*** Opening of TASK DATA ***

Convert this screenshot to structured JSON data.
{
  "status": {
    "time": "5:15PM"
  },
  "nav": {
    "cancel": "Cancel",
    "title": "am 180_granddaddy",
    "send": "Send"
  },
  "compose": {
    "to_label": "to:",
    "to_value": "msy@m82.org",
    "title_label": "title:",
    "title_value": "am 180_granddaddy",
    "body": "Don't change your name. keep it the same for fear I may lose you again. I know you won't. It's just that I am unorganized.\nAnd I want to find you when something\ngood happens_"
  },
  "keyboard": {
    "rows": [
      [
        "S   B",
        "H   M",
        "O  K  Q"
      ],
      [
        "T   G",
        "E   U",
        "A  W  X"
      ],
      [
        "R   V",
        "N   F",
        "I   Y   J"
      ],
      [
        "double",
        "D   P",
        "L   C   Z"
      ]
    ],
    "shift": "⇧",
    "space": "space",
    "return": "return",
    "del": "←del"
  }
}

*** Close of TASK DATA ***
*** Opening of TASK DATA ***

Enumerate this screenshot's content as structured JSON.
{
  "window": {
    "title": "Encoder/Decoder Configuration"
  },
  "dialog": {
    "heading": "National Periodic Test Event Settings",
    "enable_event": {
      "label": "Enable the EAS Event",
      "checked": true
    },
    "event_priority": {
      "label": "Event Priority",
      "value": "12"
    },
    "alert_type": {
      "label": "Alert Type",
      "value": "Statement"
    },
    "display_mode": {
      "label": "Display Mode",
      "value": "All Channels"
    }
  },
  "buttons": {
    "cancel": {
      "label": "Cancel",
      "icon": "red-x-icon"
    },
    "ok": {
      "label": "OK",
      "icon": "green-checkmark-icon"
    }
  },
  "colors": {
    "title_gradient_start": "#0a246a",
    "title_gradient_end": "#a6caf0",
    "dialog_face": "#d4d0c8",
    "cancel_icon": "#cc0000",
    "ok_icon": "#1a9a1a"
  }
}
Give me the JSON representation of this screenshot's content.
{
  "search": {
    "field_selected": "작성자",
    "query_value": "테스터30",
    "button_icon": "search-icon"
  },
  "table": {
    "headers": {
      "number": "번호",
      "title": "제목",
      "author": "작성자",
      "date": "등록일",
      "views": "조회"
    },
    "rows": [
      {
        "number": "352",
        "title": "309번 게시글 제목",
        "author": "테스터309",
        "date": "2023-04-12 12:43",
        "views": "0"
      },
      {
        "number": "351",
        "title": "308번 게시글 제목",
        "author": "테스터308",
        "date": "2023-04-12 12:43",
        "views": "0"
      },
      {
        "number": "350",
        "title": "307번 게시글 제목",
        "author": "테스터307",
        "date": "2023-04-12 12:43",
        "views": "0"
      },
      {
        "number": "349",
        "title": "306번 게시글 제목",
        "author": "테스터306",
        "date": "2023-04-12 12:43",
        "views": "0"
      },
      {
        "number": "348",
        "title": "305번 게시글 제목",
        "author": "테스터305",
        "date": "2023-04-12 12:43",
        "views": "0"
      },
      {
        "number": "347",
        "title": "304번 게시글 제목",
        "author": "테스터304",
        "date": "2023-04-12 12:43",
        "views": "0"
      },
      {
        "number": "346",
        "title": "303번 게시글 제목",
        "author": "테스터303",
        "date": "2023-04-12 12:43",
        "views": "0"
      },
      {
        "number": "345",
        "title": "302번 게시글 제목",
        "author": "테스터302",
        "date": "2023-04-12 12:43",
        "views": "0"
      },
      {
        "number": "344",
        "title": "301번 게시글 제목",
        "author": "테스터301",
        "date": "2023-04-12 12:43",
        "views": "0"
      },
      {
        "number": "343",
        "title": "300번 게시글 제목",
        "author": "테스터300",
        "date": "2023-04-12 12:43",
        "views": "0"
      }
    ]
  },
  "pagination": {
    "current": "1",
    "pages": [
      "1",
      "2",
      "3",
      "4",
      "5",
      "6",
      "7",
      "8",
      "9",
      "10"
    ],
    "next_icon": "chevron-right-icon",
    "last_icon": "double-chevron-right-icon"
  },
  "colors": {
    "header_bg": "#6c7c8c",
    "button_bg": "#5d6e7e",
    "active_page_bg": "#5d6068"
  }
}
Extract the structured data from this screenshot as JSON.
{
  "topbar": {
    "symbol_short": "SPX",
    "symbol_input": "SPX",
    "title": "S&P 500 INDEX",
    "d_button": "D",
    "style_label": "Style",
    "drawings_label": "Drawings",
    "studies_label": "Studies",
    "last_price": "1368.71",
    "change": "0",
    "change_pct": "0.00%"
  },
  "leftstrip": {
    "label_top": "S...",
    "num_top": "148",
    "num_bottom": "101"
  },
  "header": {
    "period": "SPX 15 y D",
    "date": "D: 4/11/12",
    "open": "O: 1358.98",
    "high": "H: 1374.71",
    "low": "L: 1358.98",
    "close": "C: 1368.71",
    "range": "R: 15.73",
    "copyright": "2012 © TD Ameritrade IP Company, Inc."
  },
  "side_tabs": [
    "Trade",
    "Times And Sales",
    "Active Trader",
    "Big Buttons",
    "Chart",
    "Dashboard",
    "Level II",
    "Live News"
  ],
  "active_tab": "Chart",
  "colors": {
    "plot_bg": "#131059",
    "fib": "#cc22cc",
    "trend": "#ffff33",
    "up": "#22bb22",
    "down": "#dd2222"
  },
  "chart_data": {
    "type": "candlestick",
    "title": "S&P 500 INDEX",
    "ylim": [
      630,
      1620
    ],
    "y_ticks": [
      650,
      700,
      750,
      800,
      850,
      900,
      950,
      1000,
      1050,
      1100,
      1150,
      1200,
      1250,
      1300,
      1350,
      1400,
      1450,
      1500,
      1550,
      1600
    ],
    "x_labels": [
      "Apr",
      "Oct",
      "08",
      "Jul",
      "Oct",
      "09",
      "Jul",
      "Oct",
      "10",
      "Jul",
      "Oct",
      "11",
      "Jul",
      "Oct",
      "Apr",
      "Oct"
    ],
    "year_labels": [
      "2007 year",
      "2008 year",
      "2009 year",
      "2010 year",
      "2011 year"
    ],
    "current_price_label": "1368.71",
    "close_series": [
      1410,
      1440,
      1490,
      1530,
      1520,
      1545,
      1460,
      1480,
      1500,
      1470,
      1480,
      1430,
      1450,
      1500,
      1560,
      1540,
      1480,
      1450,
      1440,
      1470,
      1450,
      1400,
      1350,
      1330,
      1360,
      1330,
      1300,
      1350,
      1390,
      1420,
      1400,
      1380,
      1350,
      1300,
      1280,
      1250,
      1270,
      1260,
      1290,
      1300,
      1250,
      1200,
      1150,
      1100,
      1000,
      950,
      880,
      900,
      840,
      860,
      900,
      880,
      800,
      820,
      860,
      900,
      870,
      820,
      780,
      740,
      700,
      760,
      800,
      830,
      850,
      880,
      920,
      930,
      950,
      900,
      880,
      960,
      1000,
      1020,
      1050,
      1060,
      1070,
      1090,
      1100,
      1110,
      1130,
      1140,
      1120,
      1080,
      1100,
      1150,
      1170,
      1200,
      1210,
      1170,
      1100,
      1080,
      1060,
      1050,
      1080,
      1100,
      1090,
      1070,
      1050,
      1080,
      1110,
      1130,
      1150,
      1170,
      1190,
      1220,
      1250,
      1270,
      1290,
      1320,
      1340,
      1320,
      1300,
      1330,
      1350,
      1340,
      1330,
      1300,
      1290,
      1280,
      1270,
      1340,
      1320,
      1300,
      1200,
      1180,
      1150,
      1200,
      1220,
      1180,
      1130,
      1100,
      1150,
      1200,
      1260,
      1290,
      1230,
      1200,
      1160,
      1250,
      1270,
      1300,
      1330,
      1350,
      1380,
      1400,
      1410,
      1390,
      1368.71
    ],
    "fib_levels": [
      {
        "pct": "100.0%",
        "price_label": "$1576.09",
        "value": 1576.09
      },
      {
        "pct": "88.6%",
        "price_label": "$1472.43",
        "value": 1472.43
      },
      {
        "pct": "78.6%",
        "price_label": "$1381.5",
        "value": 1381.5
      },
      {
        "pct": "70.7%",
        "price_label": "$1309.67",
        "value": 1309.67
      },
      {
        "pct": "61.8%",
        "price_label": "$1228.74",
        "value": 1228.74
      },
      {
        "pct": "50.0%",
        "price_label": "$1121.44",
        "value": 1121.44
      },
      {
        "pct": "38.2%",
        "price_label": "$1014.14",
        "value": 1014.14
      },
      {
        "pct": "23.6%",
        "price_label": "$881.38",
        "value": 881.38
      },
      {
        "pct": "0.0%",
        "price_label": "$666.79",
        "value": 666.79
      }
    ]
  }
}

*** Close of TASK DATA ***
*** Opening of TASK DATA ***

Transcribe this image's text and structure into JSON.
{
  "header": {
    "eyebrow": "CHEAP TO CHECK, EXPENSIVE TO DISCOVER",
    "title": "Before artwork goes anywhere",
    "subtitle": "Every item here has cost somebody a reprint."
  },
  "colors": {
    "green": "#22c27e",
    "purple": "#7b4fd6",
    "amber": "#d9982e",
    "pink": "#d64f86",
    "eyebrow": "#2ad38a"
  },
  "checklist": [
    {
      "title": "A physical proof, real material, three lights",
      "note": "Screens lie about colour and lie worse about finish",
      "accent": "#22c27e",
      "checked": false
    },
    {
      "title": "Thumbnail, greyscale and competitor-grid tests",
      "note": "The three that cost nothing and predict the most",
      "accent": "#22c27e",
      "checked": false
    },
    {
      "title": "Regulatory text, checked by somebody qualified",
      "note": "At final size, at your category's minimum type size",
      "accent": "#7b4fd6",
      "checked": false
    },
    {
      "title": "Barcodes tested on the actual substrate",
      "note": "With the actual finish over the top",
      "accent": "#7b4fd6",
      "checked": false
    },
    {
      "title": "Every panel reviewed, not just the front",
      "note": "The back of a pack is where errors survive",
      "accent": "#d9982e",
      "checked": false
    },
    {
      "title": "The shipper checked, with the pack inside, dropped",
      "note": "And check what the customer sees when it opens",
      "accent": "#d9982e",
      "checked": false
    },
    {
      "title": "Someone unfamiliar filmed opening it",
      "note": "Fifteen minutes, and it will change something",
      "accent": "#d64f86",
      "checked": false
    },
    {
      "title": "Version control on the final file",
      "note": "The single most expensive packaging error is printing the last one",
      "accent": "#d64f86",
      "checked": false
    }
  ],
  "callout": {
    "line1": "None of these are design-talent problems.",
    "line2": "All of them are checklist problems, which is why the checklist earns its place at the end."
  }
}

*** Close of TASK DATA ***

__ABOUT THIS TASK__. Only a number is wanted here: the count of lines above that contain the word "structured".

__RESPONSE AREA__. 3